Calligraphy (greek- kallos "beauty" + "writing") is a type of visual art. It is often called the art of writing ( A contemporary definition of calligraphic practice is "the art of giving form to signs in an expressive, harmonious and skillful manner"-
Calligraphy continues to flourish in the forms of wedding and event invitations, font/typography, original hand-lettered logo design, religious art, announcements/graphic design/commissioned calligraphic art, cut stone inscriptions and memorial documents. It is also used for props and moving images for film and television, testimonials, birth and death certificate and other works involving writing.
Features of Western calligraphy
Sacred Western calligraphy has some special features, such as the illumination of the first letter of each book or chapter in medieval times. A decorative "carpet page" may precede the literature, filled with ornate, geometrical depictions of bold-hued animals.
As with Chinese or Arabian calligraphies, Western calligraphic script had strict rules and shapes. Quality writing had a rhythm and regularity to the letters, with a "geometrical" order of the lines on the page. Each character had, and often still has, a precise strock order.
Unlike a typeface, irregularity in the characters' size, style and colors adds meaning to the Greek translation "beautiful letters". The content may be completely illegible, but no less meaningful to a viewer with some empathy for the work on view.
Indian calligraphyAshoka's edicts (c. 265–238 BC) were committed to stone. These inscriptions are stiff and angular in form. Following the Aśoka style of Indic writing, two new calligraphic types appear: Kharosti and Brahmi. Kharoṣṭī was used in the northwestern regions of India from the 3rd century BC to the 4th century of the Christian Era, and it was used in Central india until the 8th century.

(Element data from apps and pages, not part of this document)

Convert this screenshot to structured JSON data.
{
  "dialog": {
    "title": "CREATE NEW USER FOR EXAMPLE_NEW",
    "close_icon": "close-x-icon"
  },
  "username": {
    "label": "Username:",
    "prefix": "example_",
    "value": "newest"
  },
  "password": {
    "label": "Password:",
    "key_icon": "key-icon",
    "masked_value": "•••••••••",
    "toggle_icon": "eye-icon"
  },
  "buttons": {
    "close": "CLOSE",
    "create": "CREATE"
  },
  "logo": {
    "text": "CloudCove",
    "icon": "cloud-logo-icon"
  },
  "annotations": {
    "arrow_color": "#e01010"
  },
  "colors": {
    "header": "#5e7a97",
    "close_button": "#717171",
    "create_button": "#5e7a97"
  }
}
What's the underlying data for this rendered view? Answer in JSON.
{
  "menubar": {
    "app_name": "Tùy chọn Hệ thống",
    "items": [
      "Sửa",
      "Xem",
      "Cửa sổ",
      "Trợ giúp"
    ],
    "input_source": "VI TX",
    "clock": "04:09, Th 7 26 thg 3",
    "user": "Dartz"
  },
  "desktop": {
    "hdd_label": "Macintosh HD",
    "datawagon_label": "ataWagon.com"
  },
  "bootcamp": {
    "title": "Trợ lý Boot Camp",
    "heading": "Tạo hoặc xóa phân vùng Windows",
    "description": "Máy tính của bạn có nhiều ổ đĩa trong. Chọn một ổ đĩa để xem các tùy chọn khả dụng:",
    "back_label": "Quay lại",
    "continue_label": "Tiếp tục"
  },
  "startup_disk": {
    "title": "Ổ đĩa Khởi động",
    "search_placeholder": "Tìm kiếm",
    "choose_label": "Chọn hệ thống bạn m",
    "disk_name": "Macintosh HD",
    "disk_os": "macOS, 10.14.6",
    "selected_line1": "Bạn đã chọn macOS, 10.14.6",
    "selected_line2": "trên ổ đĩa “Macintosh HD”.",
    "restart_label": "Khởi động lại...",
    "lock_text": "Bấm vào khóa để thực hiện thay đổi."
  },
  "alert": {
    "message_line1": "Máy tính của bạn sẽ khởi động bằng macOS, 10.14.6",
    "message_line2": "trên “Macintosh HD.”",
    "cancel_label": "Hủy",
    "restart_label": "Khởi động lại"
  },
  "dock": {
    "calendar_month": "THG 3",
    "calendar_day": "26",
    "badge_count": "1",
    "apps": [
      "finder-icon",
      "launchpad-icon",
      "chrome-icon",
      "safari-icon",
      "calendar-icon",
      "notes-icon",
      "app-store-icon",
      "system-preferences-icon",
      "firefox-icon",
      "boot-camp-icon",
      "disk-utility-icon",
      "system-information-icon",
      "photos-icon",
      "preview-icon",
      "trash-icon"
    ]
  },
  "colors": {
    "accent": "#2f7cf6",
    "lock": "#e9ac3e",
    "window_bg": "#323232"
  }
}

Copper was a favoured material for Indic inscriptions. In the north of India, birch bark was used as a writing surface as early as the 2nd century AD. Many Indic manuscripts were written on palm leaves, even after the Indian languages were put on paper in the 13th century. Both sides of the leaves were used for writing. Long rectangular strips were gathered on top of one another, holes were drilled through all the leaves, and the book was held together by string. Books of this manufacture were common to Southeast asia. The palm leaf was an excellent surface for penwriting, making possible the delicate lettering used in many of the scripts of southern Asia.